Taking a moment to look back a week after making that resolution, I have to say it really seems to be working. At least in part. Not because I’ve been doing so much less in any particular area of my life but just because I’ve been thinking about work less and thinking about fun more. In the past week, we’ve taken part in our town’s Old Home Day celebration, attended the annual Crawfish Boil hosted by friends of ours, gone to a minor league baseball game, attended a niece’s graduation party, watched two of Tim’s baseball games, and spent 48 hours in Portland over the July 4th holiday. That’s way more fun than I fit into an ordinary work week, and I don’t feel one bit remiss in having done all of that.

I’ve also managed to keep up with work assignments, though in truth I have a little bit less work this summer than is typical.

And so far I’ve even kept the house up reasonably well and maintained a steady supply of groceries and homemade meals for my family.

So it actually doesn’t really feel like I’m kicking back or doing any less; it just feels like my attention has shifted. I’ve just made the fun parts more of a priority, while still fitting in work and domestic duties whenever time allows.

Tim Kreider’s well-circulated essay in last Sunday’s New York Times about what he calls “the ‘busy’ trap” was particularly timely, in my case, because it reminded me that being busy is often less about meeting obligations as about setting priorities. The past week has been busy because I didn’t want to cut back on work, housework, family obligations, or fun. I was busy because I was choosing to do all of that. But somehow it didn’t feel hectic, because I was doing what I wanted to do, both in terms of work and fun. It reminded me that when I fall into the trap that Kreider describes as being “crazy busy,” it’s usually because I’ve taken on obligations I don’t really want: community projects I feel a duty to help out with but am not adequately vested in the outcome of, or the rare work assignment that feels uninspiring and mismatched to my abilities.

So in reality, I might not find myself any less busy at all this summer from a time management perspective. Long uninterrupted days of lounging on the beach will probably not happen, at least not more than once or twice. But it’s all a matter of perspective.
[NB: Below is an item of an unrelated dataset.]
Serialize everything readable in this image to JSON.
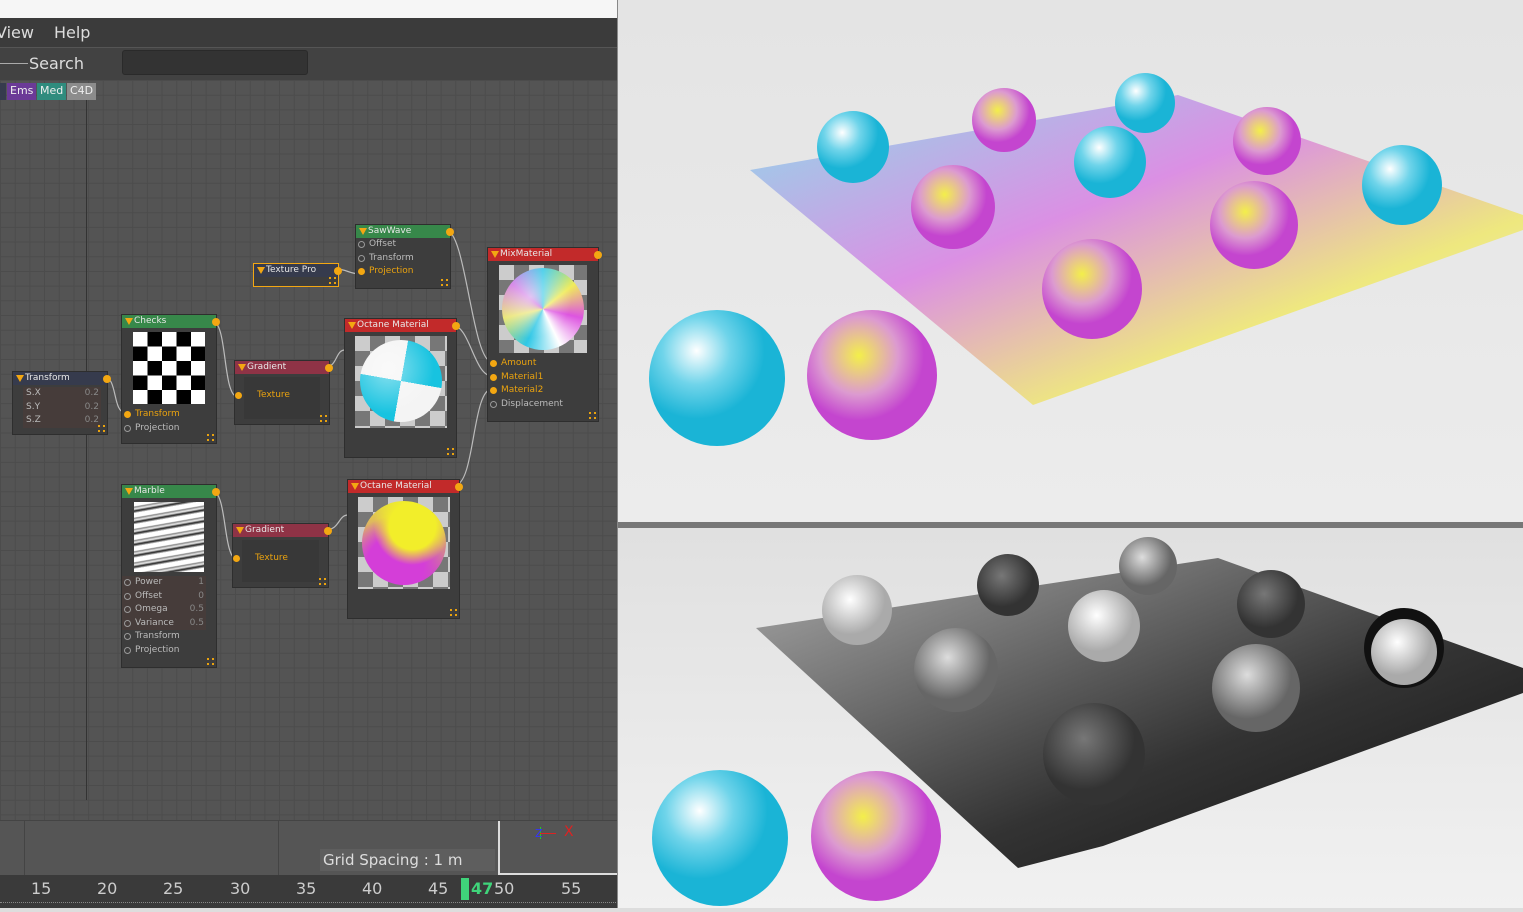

My time will probably continue to seem full, but I’ll keep sight of the fact that I’m doing just what I choose to do. And when that’s the case, I’m beginning to realize, being busy can seem like its own kind of leisure.